__TRY IT__
Answer with a number only: how many lines of the entries below contain the word "value"?
● ● ● ● ● ● ●
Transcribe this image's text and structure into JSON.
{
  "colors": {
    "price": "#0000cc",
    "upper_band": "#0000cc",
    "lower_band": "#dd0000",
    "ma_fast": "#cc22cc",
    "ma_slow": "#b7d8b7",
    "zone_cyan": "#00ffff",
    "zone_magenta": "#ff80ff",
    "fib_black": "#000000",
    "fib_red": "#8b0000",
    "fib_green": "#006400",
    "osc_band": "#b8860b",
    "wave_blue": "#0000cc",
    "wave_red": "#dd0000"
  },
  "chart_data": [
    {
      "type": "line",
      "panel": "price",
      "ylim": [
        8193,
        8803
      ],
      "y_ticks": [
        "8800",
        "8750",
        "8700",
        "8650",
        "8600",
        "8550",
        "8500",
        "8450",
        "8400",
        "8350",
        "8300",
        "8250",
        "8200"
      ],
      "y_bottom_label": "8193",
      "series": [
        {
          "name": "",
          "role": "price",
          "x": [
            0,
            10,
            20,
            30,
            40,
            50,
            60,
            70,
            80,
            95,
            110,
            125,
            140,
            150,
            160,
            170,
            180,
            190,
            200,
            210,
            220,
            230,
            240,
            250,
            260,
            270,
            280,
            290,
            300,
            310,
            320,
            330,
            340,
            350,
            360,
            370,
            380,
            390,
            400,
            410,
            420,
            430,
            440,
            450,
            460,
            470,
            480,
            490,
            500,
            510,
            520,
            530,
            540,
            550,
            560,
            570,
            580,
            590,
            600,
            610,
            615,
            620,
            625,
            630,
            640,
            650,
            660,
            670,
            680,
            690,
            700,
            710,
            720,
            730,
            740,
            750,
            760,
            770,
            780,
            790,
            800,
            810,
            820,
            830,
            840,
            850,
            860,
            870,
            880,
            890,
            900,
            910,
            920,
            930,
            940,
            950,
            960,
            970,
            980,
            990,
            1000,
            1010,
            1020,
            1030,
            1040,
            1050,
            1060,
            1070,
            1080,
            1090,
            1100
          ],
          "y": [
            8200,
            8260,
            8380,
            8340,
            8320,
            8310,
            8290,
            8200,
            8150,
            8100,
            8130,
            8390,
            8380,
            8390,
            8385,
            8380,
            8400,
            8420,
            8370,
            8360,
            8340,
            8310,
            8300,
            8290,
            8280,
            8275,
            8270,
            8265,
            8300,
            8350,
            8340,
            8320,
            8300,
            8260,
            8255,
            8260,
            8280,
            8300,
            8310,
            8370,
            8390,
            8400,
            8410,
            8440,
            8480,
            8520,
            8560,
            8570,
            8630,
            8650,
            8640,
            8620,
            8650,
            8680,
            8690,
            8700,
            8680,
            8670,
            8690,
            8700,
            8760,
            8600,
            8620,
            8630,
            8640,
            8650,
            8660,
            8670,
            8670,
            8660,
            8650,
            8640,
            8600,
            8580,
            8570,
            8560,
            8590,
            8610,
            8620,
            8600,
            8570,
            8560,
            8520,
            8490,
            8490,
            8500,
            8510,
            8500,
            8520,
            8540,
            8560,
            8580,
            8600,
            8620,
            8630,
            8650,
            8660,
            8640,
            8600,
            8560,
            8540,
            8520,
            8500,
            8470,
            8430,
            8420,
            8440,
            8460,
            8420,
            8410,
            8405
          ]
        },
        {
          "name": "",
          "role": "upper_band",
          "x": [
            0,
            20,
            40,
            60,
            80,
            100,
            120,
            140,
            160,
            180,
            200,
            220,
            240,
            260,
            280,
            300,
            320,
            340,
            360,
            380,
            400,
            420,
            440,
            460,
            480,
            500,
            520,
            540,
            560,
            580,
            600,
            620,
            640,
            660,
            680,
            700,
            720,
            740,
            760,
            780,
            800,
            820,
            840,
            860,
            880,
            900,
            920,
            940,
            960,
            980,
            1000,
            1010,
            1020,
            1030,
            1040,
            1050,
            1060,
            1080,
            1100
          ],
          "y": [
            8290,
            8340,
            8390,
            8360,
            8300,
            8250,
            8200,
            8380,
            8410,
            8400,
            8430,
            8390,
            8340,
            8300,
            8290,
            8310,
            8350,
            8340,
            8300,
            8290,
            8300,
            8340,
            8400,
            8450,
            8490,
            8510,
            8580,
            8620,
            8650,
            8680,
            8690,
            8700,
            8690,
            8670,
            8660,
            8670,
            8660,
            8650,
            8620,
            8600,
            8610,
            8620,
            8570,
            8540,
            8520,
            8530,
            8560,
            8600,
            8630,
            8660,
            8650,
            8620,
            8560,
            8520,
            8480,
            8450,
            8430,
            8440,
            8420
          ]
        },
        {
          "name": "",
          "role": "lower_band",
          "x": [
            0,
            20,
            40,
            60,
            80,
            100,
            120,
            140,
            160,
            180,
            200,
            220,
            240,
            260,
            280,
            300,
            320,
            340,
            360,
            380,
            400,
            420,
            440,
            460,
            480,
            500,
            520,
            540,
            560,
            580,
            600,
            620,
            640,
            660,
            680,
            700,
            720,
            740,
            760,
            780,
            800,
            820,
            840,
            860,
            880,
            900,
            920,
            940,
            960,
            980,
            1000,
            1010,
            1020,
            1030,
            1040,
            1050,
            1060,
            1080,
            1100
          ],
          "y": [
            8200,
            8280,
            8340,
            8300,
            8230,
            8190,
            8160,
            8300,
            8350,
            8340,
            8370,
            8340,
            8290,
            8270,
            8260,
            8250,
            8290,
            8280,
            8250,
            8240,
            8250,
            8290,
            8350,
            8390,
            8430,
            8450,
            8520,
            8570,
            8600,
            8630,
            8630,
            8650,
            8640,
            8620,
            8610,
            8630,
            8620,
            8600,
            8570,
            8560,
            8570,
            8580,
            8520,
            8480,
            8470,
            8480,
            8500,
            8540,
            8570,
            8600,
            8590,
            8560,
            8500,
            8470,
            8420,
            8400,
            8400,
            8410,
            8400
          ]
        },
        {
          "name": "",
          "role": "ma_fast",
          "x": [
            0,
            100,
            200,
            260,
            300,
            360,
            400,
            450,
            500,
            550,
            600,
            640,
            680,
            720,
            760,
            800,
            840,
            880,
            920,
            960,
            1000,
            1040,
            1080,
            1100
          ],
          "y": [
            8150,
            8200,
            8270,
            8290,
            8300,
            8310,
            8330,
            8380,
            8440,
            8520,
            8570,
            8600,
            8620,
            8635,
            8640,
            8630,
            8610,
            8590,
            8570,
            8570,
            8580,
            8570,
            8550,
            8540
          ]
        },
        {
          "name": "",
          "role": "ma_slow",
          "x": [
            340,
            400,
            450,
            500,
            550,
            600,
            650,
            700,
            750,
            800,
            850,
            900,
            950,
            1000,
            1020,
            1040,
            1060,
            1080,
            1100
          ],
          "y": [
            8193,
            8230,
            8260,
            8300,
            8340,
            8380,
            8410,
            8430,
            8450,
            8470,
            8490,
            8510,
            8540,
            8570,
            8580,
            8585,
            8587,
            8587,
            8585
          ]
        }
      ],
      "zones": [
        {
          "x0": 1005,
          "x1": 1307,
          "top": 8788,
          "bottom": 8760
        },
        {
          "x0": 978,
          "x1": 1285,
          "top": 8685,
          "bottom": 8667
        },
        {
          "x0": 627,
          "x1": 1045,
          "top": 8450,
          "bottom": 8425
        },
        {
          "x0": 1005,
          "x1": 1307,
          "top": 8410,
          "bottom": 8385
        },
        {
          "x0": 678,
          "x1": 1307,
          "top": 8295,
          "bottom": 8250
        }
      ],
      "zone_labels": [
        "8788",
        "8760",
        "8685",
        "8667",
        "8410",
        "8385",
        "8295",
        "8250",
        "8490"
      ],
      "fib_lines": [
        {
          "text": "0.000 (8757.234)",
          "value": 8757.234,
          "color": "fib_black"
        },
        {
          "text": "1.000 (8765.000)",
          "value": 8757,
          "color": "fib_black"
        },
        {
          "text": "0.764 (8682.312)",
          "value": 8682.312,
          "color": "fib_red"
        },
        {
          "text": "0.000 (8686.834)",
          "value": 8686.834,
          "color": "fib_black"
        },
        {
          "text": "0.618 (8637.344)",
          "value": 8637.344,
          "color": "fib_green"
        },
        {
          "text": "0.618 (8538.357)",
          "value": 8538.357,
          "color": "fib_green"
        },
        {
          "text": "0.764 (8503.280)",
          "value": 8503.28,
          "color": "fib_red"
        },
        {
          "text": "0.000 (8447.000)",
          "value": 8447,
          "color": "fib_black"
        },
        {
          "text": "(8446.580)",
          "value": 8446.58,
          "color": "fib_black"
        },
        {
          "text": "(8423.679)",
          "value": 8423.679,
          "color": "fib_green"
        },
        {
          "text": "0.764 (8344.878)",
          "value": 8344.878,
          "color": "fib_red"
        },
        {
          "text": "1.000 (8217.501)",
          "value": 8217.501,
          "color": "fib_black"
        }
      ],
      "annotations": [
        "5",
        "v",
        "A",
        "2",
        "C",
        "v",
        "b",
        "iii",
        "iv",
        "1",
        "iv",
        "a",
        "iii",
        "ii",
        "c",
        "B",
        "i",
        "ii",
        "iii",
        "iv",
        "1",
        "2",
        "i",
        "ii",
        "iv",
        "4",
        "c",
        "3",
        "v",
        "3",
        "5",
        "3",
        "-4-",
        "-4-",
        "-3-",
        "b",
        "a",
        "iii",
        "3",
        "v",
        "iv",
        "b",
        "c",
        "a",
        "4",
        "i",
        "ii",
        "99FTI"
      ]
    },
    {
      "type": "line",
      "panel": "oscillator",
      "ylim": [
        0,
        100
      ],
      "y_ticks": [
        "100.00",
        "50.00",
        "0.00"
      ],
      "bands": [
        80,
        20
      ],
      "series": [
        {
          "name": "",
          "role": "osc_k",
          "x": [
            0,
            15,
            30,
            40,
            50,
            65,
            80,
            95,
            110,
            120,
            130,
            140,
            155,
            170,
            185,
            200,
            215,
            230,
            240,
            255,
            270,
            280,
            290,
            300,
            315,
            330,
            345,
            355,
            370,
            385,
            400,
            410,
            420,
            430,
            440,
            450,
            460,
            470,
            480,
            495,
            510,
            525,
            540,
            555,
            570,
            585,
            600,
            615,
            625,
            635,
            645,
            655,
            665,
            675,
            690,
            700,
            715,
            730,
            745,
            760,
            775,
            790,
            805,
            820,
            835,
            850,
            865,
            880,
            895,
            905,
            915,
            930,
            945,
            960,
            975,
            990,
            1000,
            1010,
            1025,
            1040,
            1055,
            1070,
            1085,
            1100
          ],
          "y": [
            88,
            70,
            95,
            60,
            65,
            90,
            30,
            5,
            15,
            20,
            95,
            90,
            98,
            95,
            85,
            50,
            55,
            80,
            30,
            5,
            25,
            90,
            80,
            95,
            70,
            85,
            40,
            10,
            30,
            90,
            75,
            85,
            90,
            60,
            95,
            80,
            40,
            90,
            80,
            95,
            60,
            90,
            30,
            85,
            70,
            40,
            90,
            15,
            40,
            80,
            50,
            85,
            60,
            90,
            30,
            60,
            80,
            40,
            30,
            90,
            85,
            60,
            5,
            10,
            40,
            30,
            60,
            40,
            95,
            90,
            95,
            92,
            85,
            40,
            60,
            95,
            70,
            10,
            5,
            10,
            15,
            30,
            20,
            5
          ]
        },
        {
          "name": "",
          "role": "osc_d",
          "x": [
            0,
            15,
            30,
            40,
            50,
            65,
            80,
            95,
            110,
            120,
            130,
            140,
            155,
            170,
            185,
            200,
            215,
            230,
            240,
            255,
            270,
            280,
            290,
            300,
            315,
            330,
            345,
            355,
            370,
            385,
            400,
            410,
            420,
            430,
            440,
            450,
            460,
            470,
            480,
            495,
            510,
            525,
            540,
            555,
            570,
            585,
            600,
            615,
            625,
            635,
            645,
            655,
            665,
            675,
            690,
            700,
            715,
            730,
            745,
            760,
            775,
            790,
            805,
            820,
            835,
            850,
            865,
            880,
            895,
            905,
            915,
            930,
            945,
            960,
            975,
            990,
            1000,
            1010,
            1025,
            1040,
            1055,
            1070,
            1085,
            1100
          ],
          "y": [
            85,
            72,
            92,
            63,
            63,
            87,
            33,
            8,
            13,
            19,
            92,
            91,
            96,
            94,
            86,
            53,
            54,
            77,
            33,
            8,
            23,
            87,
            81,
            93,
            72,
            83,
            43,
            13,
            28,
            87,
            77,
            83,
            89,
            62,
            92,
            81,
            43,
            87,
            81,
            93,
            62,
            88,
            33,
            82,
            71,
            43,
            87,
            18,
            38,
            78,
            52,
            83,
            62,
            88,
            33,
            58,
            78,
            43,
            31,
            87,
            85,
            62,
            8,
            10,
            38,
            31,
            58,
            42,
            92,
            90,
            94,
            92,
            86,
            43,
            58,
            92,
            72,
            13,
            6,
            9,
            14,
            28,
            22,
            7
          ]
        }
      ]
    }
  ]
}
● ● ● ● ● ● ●
__EXERCISE OUTPUT__
12